But in any case, there’s still the risk that the Dems may not cooperate. As a result, this morning, National Economic Council Director Gary Cohn said that Trump would sign the bill this year if the year-end spending bill that Congress must pass by Friday includes a provision waiving PAYGO.
If, however, a PAYGO waiver is not in the spending bill, Trump will wait to sign the bill until January 2018, Cohn said. That’s because signing the bill after the New Year buys Congress a lot more time to waive the cuts.
As I mentioned earlier, the PAYGO law says that if Congress enacts net deficit-increasing legislation in a given year and doesn’t wipe the scorecard, then automatic cuts take effect the following calendar January. So, if Trump waits until January 2018 to sign the bill, then PAYGO cuts to Medicare and other programs would not be triggered until January 2019.
That would give lawmakers a full year, rather than just a few days, to whip the votes necessary to wipe the scorecard.
Waiting until January to sign the bill could have big, unintentional implications for which political factions gain or lose power next year.
On the one hand, pushing back when PAYGO cuts would begin reduces Democrats’ leverage.
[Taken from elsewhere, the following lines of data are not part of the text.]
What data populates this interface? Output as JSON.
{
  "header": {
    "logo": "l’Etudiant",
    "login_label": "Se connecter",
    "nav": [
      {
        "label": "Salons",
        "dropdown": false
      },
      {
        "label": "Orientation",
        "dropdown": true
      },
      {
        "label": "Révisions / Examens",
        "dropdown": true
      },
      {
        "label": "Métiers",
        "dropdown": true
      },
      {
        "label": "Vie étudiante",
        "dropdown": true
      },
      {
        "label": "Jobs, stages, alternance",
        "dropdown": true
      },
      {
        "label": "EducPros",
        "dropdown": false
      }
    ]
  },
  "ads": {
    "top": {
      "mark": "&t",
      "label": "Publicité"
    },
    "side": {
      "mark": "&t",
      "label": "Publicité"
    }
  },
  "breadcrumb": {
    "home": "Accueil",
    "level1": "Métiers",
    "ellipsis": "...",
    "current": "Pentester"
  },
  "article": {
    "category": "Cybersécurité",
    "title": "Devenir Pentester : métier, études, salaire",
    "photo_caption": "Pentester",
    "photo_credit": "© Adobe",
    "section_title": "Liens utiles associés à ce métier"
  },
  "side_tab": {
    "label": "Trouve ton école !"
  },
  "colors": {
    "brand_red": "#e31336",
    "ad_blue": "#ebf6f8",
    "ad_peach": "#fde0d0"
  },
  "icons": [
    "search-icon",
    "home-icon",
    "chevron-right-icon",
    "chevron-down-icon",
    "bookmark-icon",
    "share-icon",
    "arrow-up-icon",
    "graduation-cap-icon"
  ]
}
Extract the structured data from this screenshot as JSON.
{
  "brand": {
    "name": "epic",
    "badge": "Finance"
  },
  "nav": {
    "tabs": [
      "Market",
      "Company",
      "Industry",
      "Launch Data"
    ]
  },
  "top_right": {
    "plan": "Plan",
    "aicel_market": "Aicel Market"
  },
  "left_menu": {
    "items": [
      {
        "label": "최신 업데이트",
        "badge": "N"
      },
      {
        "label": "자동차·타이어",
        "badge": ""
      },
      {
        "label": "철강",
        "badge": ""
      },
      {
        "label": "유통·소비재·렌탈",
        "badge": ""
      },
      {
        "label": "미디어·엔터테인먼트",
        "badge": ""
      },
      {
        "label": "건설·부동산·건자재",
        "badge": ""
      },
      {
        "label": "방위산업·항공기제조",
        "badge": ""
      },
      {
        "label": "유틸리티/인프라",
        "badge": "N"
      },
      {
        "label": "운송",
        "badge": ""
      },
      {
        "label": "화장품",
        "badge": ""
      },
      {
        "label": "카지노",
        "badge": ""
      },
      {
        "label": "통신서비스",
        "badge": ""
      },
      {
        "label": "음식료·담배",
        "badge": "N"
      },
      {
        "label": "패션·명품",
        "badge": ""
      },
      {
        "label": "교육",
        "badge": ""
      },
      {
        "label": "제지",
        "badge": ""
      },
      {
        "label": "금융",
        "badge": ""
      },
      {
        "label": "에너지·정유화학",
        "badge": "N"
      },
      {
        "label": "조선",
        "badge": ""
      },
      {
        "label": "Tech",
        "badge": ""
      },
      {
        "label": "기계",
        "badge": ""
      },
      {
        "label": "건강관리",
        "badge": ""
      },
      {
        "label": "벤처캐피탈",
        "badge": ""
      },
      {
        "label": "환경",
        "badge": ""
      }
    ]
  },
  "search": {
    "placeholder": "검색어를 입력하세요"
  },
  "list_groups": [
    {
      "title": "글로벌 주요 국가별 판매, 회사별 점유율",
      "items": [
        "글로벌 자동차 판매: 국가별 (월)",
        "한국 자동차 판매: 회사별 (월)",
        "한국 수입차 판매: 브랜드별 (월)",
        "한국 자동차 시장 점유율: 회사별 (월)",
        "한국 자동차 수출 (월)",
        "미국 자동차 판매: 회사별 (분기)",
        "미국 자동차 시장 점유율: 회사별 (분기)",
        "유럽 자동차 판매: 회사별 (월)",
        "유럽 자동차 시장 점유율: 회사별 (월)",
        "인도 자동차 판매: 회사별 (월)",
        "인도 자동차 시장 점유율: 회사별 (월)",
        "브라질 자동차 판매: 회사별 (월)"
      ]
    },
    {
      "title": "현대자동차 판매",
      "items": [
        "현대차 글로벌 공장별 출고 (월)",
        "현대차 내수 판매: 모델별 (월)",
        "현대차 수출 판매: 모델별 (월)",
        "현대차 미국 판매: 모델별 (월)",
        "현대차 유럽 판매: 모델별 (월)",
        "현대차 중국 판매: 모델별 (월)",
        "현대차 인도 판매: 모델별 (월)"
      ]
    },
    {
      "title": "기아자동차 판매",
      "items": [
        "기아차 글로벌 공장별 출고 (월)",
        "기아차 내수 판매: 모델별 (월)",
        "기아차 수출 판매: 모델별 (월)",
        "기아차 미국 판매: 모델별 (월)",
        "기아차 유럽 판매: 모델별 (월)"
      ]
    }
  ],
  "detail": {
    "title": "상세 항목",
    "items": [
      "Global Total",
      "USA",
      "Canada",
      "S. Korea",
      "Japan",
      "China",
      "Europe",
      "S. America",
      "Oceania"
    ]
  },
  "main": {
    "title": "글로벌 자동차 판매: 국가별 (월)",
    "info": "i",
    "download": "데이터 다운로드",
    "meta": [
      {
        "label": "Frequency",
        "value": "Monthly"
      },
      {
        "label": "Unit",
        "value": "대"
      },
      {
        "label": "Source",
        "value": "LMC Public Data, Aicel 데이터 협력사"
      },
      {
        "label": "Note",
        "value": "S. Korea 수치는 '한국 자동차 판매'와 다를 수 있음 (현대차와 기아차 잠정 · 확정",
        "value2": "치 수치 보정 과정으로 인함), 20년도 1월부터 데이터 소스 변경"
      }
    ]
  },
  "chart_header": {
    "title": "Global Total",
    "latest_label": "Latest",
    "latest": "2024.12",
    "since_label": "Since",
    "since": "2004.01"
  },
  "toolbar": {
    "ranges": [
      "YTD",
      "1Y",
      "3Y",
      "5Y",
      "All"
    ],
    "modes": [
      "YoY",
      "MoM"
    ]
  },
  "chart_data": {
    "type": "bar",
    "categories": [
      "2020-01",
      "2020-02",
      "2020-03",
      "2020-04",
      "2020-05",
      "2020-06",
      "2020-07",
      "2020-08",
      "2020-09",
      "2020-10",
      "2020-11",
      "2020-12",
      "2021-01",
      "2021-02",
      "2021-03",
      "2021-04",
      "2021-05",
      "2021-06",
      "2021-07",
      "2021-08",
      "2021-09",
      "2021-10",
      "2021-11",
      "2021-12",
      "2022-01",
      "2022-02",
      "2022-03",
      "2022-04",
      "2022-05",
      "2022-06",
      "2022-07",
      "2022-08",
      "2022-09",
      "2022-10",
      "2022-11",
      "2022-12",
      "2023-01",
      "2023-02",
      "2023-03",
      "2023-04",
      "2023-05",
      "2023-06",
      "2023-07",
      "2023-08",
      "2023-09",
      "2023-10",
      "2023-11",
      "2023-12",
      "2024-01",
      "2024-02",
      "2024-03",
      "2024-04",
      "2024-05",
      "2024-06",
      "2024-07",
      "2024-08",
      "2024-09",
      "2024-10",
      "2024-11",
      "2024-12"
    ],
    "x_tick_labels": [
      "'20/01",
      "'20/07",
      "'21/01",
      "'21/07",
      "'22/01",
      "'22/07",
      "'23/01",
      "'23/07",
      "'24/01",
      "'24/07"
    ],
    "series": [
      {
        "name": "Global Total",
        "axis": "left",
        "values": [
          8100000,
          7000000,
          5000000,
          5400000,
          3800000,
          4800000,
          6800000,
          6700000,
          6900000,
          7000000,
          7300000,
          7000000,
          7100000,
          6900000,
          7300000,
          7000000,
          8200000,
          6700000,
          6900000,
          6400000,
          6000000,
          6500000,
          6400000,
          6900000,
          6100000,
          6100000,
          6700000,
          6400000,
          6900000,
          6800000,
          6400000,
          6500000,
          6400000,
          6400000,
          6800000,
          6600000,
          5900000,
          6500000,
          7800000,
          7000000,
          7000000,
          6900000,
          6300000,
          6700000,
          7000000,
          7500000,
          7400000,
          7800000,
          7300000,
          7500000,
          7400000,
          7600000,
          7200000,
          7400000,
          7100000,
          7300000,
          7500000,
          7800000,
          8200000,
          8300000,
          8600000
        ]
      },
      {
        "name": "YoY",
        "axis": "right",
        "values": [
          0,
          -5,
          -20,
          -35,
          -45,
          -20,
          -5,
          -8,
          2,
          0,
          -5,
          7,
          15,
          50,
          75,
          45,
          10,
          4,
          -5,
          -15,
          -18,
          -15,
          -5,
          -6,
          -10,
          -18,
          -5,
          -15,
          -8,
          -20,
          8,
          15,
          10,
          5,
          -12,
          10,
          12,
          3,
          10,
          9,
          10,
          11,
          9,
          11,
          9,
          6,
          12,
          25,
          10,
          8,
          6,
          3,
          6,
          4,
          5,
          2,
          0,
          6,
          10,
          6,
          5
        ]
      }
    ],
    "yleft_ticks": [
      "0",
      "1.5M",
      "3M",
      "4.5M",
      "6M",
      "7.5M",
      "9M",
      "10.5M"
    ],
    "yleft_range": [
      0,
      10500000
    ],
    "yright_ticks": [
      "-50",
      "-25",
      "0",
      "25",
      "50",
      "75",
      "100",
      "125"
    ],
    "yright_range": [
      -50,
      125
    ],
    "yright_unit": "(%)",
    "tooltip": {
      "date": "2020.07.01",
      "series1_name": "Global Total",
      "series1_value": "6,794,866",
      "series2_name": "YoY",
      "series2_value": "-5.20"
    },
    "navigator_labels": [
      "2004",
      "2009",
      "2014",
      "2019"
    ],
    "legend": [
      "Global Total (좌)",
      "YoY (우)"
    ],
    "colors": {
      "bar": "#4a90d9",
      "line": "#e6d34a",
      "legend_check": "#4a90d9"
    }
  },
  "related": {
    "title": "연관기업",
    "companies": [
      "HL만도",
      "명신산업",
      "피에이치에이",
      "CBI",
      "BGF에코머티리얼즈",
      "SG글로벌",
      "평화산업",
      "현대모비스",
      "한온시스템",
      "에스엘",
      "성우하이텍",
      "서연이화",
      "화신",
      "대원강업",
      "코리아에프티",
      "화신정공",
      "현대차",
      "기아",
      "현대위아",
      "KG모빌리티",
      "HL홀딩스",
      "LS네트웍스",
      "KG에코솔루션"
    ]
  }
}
The further we get away from the memory of the tax bill’s passage, the fuzzier the connection between the tax bill and prospective Medicare cuts will appear to the public. And the closer we get to the 2018 election, the more uneasy Dems will become about any brinksmanship regarding a precious program like Medicare.
Thus, the more likely Democrats are to cooperate in cleaning up Republicans’ deficit mess.
On the other hand, putting off the scorecard-waiving deadline also massively empowers the Freedom Caucus.
It means “another year for members to posture and consider how to use a potential sequester for leverage (i.e. conservatives demanding alternative spending cuts to replace it instead of simply waiving it),” said Ed Lorenzen, Committee for a Responsible Federal Budget senior adviser (whose Twitter handle is @CaptainPAYGO).
You may recall that the House Budget Resolution included cuts to Medicare, and the House Freedom Caucus had been disappointed that spending cuts weren’t bigger. So Freedom Caucus members may threaten to just withhold their cooperation and let the PAYGO cuts take effect. More likely, as their votes become increasingly valuable in a possible PAYGO showdown, they’ll extract more concessions from their own party’s leadership.
There’s another reason to think the House Freedom Caucus might grow much, much more powerful late next year, if indeed Trump waits to sign the tax cuts into law until January and congressional leadership can’t get its act together quickly.
In theory, Congress could scramble to wipe the PAYGO scorecard early in 2018, to get it out of the way (as part of an omnibus budget agreement, for example). But lawmakers have a lot of other pressing concerns to deal with in early 2018: DACA, CHIP, debt ceiling, etc. Republican leadership may not have the bandwidth to deal with PAYGO issues, too.
If Congress kicks the can down the road and waits until the last minute (i.e., December 2018) to waive the approaching 2019 PAYGO cuts, and Republicans do badly in the 2018 midterms, Freedom Caucus members may decide that this is their very last, best shot to extract meaningful concessions. And a showdown will follow one year from now, again around the holidays.
What a Christmas gift that will be.